    In other races, Brianne Nadeau defeated incumbent Jim Graham as the Democratic nominee in Ward 1 in District Council. Kenyan McDuffie easily won the Ward 5 nomination, Anita Bonds was re-elected as a nominee for council at large and Phil Mendelson won the nomination for council chair. In Ward 6, Charles Allen defeated Darrel Thompson.

    Light Turnout

    Bowser was the first mayoral candidate to cast her vote Tuesday, arriving at LaSalle Elementary School just after polls opened Tuesday morning.

    Gray stopped by the northeast Washington school around the same time. He talked with voters and danced with volunteers.

    Volunteers for his campaign stood outside the school chanting, "Four more years," while Bowser's camp yelled, "New mayor, fresh start."

    Wearing a campaign shirt rolled halfway up his torso, Gray voted a few hours later at his polling location in Ward 7. The shirt was rolled up because candidates can't show campaign logos inside polling locations.

    Other candidates ouvoting early Tuesday included Ward 2 Council member Jack Evans and Ward 6 Council member Tommy Wells, who were both trailing in the polls and looking for an upset. Restaurant owner and newcomer candidate Andy Shallal voted as his campaign workers worked the polls. Also on the ballot were candidates Vincent Orange, Reta Jo Lewis and Carlos Allen.

    Residents Have Their Say

    Aggie Wellington, 64, who has lived in the city for close to 40 years, said she is fairly happy with the direction of the city and voted for Gray.

    "To be honest, I don't have any complaints,'' Wellington said at a polling station at William B. Powell Elementary School.

    Wellington, an administrative assistant, said she wavered between candidates and would like to see a female mayor, but in the end voted for Gray.

    "I don't mind giving him another chance,'' she said.

    Zach Teutsch, 30, cast his vote for Wells.

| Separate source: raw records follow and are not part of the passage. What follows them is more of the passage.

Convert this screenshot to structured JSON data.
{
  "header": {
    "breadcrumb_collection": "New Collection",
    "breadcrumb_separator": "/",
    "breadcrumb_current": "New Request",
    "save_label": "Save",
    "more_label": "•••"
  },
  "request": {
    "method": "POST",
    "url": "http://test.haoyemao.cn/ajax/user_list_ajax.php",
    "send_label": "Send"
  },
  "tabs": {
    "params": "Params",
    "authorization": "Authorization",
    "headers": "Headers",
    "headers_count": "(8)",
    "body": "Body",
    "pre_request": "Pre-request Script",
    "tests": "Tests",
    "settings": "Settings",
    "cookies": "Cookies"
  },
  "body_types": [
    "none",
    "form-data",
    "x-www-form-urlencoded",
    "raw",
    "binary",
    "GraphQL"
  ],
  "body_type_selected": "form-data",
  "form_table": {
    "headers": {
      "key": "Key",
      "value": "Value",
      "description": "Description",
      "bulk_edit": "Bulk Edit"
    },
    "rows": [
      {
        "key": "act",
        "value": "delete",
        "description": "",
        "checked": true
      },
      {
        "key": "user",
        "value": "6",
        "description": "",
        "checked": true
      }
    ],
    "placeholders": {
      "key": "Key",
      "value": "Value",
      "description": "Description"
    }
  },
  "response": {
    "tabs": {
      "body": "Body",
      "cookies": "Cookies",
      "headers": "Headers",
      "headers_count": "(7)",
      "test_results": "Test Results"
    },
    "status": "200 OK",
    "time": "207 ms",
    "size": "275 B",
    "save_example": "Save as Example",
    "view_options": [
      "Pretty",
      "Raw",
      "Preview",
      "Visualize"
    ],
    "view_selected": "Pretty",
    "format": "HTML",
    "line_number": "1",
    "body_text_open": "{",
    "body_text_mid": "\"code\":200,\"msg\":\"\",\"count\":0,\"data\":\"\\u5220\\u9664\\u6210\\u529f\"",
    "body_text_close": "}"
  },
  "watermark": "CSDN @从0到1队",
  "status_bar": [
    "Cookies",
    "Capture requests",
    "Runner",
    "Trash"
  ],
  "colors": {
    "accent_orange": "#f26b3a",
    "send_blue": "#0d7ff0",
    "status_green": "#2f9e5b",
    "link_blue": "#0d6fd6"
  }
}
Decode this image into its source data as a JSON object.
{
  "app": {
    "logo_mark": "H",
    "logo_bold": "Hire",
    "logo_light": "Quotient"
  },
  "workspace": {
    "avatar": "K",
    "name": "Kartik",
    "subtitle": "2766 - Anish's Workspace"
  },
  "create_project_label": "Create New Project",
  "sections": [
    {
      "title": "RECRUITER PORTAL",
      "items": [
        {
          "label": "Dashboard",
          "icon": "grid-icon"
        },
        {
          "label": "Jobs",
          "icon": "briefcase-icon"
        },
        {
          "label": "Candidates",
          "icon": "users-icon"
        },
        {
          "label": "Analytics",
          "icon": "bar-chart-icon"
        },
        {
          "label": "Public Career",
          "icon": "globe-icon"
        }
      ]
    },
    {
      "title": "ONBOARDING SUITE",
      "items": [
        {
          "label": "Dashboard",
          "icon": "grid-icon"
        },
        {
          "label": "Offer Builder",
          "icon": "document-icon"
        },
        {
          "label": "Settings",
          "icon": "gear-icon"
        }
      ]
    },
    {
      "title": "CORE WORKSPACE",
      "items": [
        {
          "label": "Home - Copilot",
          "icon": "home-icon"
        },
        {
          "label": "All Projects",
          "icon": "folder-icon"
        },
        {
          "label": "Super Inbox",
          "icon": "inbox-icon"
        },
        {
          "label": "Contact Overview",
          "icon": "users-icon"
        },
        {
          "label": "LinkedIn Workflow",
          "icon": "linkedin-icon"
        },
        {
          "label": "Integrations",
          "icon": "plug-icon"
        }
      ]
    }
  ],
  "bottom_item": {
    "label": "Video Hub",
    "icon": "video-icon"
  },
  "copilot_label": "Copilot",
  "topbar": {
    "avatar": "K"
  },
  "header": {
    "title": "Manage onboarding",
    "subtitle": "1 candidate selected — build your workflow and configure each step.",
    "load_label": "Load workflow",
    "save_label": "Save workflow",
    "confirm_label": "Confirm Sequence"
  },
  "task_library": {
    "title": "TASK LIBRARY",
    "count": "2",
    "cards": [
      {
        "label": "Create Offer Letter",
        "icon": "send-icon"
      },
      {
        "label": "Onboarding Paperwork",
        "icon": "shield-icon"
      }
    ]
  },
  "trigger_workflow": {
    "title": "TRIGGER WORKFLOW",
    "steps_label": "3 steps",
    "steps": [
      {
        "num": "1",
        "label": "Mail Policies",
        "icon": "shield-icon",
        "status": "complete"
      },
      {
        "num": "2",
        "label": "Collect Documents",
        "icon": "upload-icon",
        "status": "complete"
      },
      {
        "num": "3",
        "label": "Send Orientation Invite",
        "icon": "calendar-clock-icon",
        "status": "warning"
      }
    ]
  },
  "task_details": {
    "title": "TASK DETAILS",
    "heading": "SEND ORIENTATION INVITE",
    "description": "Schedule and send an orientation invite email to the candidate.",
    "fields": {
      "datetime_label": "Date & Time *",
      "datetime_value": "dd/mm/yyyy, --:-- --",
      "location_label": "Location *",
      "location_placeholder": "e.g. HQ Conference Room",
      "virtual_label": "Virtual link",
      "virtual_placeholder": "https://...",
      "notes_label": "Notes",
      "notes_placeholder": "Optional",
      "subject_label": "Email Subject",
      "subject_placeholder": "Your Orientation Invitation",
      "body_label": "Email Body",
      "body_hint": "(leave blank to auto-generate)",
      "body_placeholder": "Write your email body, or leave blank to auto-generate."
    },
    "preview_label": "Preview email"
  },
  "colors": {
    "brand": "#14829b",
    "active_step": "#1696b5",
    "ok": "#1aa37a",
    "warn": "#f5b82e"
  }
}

The federal worker said he voted for Gray in 2010 and was "disappointed not to be voting for him this time around.'' Teutsch said he believes Gray has "generally been a good mayor'' but is concerned that he has pledged to stay in office if indicted.

    "I think it would be bad for the city,'' Teutsch said.

    Five people involved with Gray's campaign four years ago have pleaded guilty to felonies. Three weeks ago, federal prosecutors said for the first time Gray knew about an illegal, $668,000 slush fund that helped him get elected in 2010.

    All seven of his campaign opponents believe he knew about the shadow campaign

    The Associated Press contributed to this report.